## Dataset rows for apps and sites

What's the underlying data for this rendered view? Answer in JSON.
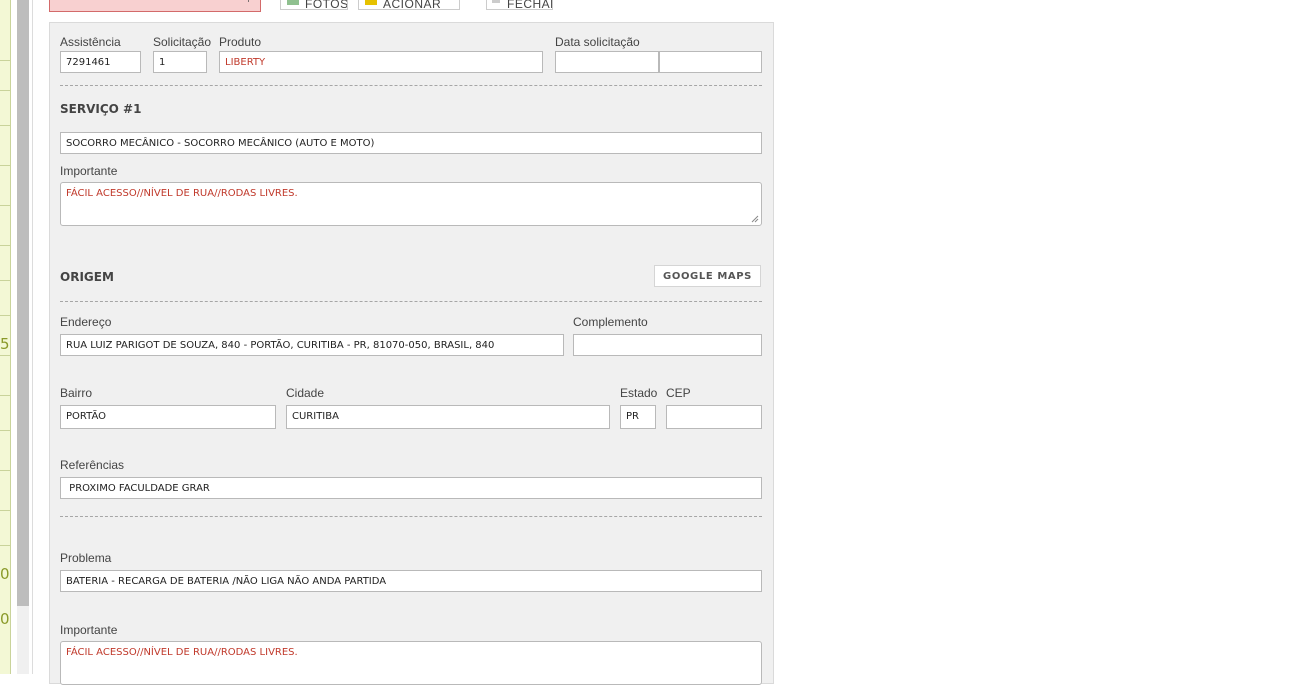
{
  "toolbar": {
    "photos_label": "FOTOS",
    "chat_label": "ACIONAR CHAT",
    "close_label": "FECHAR"
  },
  "left_strip": {
    "nums": [
      "5",
      "0",
      "0"
    ]
  },
  "form": {
    "assistencia": {
      "label": "Assistência",
      "value": "7291461"
    },
    "solicitacao": {
      "label": "Solicitação",
      "value": "1"
    },
    "produto": {
      "label": "Produto",
      "value": "LIBERTY"
    },
    "data_solicitacao": {
      "label": "Data solicitação",
      "date": "",
      "time": ""
    },
    "servico": {
      "title": "SERVIÇO #1",
      "value": "SOCORRO MECÂNICO - SOCORRO MECÂNICO (AUTO E MOTO)",
      "importante_label": "Importante",
      "importante_value": "FÁCIL ACESSO//NÍVEL DE RUA//RODAS LIVRES."
    },
    "origem": {
      "title": "ORIGEM",
      "maps_button": "GOOGLE MAPS",
      "endereco": {
        "label": "Endereço",
        "value": "RUA LUIZ PARIGOT DE SOUZA, 840 - PORTÃO, CURITIBA - PR, 81070-050, BRASIL, 840"
      },
      "complemento": {
        "label": "Complemento",
        "value": ""
      },
      "bairro": {
        "label": "Bairro",
        "value": "PORTÃO"
      },
      "cidade": {
        "label": "Cidade",
        "value": "CURITIBA"
      },
      "estado": {
        "label": "Estado",
        "value": "PR"
      },
      "cep": {
        "label": "CEP",
        "value": ""
      },
      "referencias": {
        "label": "Referências",
        "value": " PROXIMO FACULDADE GRAR"
      }
    },
    "problema": {
      "label": "Problema",
      "value": "BATERIA - RECARGA DE BATERIA /NÃO LIGA NÃO ANDA PARTIDA"
    },
    "importante2": {
      "label": "Importante",
      "value": "FÁCIL ACESSO//NÍVEL DE RUA//RODAS LIVRES."
    }
  }
}
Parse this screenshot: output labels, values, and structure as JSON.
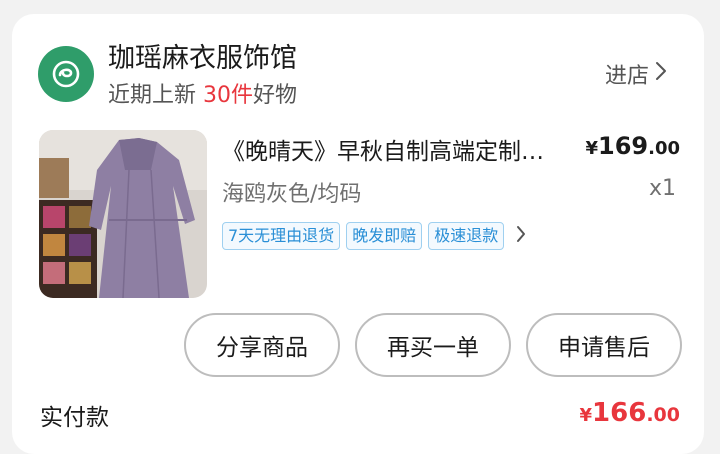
{
  "shop": {
    "name": "珈瑶麻衣服饰馆",
    "subtitle_prefix": "近期上新",
    "new_count": "30件",
    "subtitle_suffix": "好物",
    "enter_label": "进店",
    "logo_icon": "shop-logo-icon",
    "logo_color": "#2f9d6a"
  },
  "product": {
    "title": "《晚晴天》早秋自制高端定制系列",
    "price_currency": "¥",
    "price_integer": "169",
    "price_decimal": ".00",
    "variant": "海鸥灰色/均码",
    "quantity": "x1",
    "tags": [
      "7天无理由退货",
      "晚发即赔",
      "极速退款"
    ],
    "image_icon": "dress-photo"
  },
  "actions": {
    "share": "分享商品",
    "rebuy": "再买一单",
    "after_sale": "申请售后"
  },
  "payment": {
    "label": "实付款",
    "currency": "¥",
    "integer": "166",
    "decimal": ".00"
  },
  "colors": {
    "accent_red": "#e8363d",
    "tag_blue": "#2a8fd6"
  }
}
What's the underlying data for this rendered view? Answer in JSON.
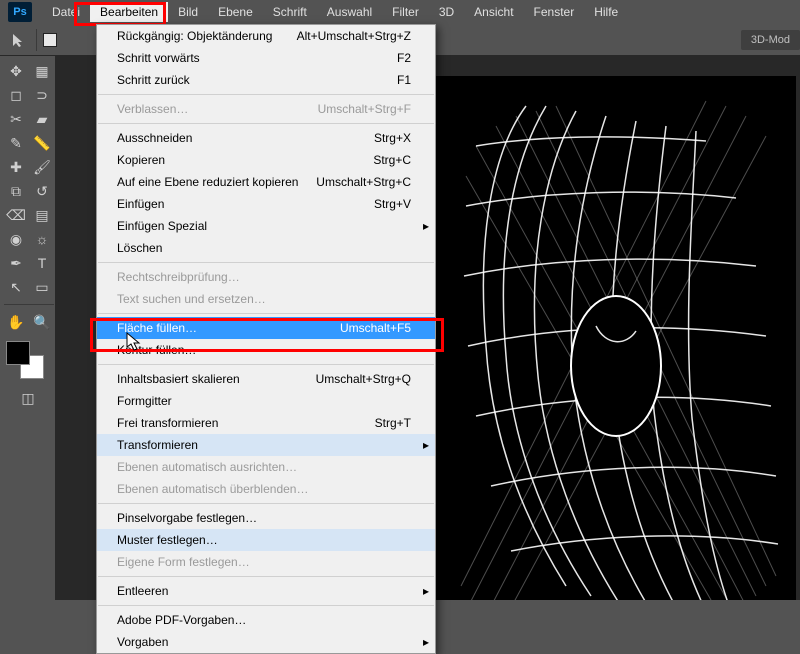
{
  "app": {
    "logo": "Ps"
  },
  "menubar": {
    "items": [
      "Datei",
      "Bearbeiten",
      "Bild",
      "Ebene",
      "Schrift",
      "Auswahl",
      "Filter",
      "3D",
      "Ansicht",
      "Fenster",
      "Hilfe"
    ],
    "open_index": 1
  },
  "options_bar": {
    "right_label": "3D-Mod"
  },
  "dropdown": {
    "groups": [
      [
        {
          "label": "Rückgängig: Objektänderung",
          "shortcut": "Alt+Umschalt+Strg+Z",
          "enabled": true
        },
        {
          "label": "Schritt vorwärts",
          "shortcut": "F2",
          "enabled": true
        },
        {
          "label": "Schritt zurück",
          "shortcut": "F1",
          "enabled": true
        }
      ],
      [
        {
          "label": "Verblassen…",
          "shortcut": "Umschalt+Strg+F",
          "enabled": false
        }
      ],
      [
        {
          "label": "Ausschneiden",
          "shortcut": "Strg+X",
          "enabled": true
        },
        {
          "label": "Kopieren",
          "shortcut": "Strg+C",
          "enabled": true
        },
        {
          "label": "Auf eine Ebene reduziert kopieren",
          "shortcut": "Umschalt+Strg+C",
          "enabled": true
        },
        {
          "label": "Einfügen",
          "shortcut": "Strg+V",
          "enabled": true
        },
        {
          "label": "Einfügen Spezial",
          "shortcut": "",
          "enabled": true,
          "submenu": true
        },
        {
          "label": "Löschen",
          "shortcut": "",
          "enabled": true
        }
      ],
      [
        {
          "label": "Rechtschreibprüfung…",
          "shortcut": "",
          "enabled": false
        },
        {
          "label": "Text suchen und ersetzen…",
          "shortcut": "",
          "enabled": false
        }
      ],
      [
        {
          "label": "Fläche füllen…",
          "shortcut": "Umschalt+F5",
          "enabled": true,
          "highlight": true
        },
        {
          "label": "Kontur füllen…",
          "shortcut": "",
          "enabled": true
        }
      ],
      [
        {
          "label": "Inhaltsbasiert skalieren",
          "shortcut": "Umschalt+Strg+Q",
          "enabled": true
        },
        {
          "label": "Formgitter",
          "shortcut": "",
          "enabled": true
        },
        {
          "label": "Frei transformieren",
          "shortcut": "Strg+T",
          "enabled": true
        },
        {
          "label": "Transformieren",
          "shortcut": "",
          "enabled": true,
          "submenu": true,
          "subhover": true
        },
        {
          "label": "Ebenen automatisch ausrichten…",
          "shortcut": "",
          "enabled": false
        },
        {
          "label": "Ebenen automatisch überblenden…",
          "shortcut": "",
          "enabled": false
        }
      ],
      [
        {
          "label": "Pinselvorgabe festlegen…",
          "shortcut": "",
          "enabled": true
        },
        {
          "label": "Muster festlegen…",
          "shortcut": "",
          "enabled": true,
          "subhover": true
        },
        {
          "label": "Eigene Form festlegen…",
          "shortcut": "",
          "enabled": false
        }
      ],
      [
        {
          "label": "Entleeren",
          "shortcut": "",
          "enabled": true,
          "submenu": true
        }
      ],
      [
        {
          "label": "Adobe PDF-Vorgaben…",
          "shortcut": "",
          "enabled": true
        },
        {
          "label": "Vorgaben",
          "shortcut": "",
          "enabled": true,
          "submenu": true
        }
      ]
    ]
  },
  "tools": {
    "names": [
      "move",
      "artboard",
      "marquee",
      "lasso",
      "crop",
      "slice",
      "eyedropper",
      "ruler",
      "heal",
      "brush",
      "stamp",
      "history-brush",
      "eraser",
      "gradient",
      "blur",
      "dodge",
      "pen",
      "type",
      "path-select",
      "shape",
      "hand",
      "zoom"
    ]
  }
}
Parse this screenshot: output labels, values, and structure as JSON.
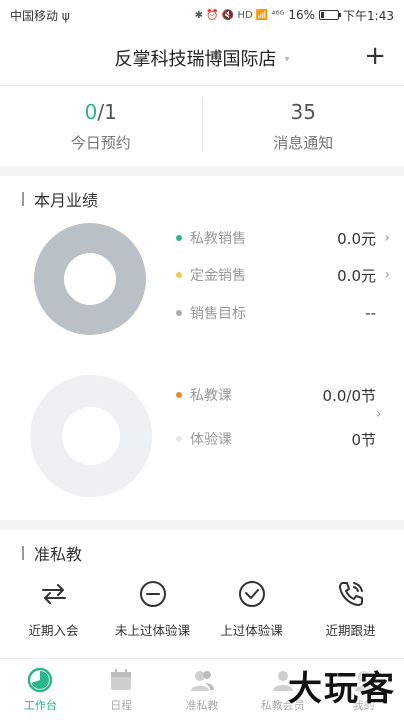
{
  "status_bar": {
    "carrier": "中国移动 ψ",
    "indicators": "✱ ⏰ 🔇 HD 📶 ⁴⁶ᴳ",
    "battery_text": "16%",
    "battery_level": 0.16,
    "time": "下午1:43"
  },
  "header": {
    "store_name": "反掌科技瑞博国际店",
    "caret": "▾",
    "add_label": "+"
  },
  "stats": {
    "appointments": {
      "done": "0",
      "total": "/1",
      "label": "今日预约"
    },
    "messages": {
      "count": "35",
      "label": "消息通知"
    }
  },
  "performance": {
    "title": "本月业绩",
    "colors": {
      "teal": "#2bb58a",
      "yellow": "#f2c94c",
      "gray": "#aaaaaa",
      "orange": "#e8862a",
      "light": "#e6e6e6"
    },
    "sales": [
      {
        "name": "私教销售",
        "value": "0.0元",
        "chevron": "›"
      },
      {
        "name": "定金销售",
        "value": "0.0元",
        "chevron": "›"
      },
      {
        "name": "销售目标",
        "value": "--",
        "chevron": ""
      }
    ],
    "classes": [
      {
        "name": "私教课",
        "value": "0.0/0节"
      },
      {
        "name": "体验课",
        "value": "0节"
      }
    ],
    "classes_chevron": "›"
  },
  "quick_section": {
    "title": "准私教",
    "actions": [
      {
        "label": "近期入会",
        "icon": "swap-arrows-icon"
      },
      {
        "label": "未上过体验课",
        "icon": "minus-circle-icon"
      },
      {
        "label": "上过体验课",
        "icon": "check-circle-icon"
      },
      {
        "label": "近期跟进",
        "icon": "phone-icon"
      }
    ]
  },
  "tabbar": {
    "tabs": [
      {
        "label": "工作台",
        "icon": "dashboard-icon",
        "active": true
      },
      {
        "label": "日程",
        "icon": "calendar-icon"
      },
      {
        "label": "准私教",
        "icon": "users-icon"
      },
      {
        "label": "私教会员",
        "icon": "member-icon"
      },
      {
        "label": "我的",
        "icon": "profile-icon"
      }
    ]
  },
  "watermark": "大玩客"
}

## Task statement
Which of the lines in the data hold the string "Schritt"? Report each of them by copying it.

## Exercise output
          "label": "Schritt vorwärts",
          "label": "Schritt zurück",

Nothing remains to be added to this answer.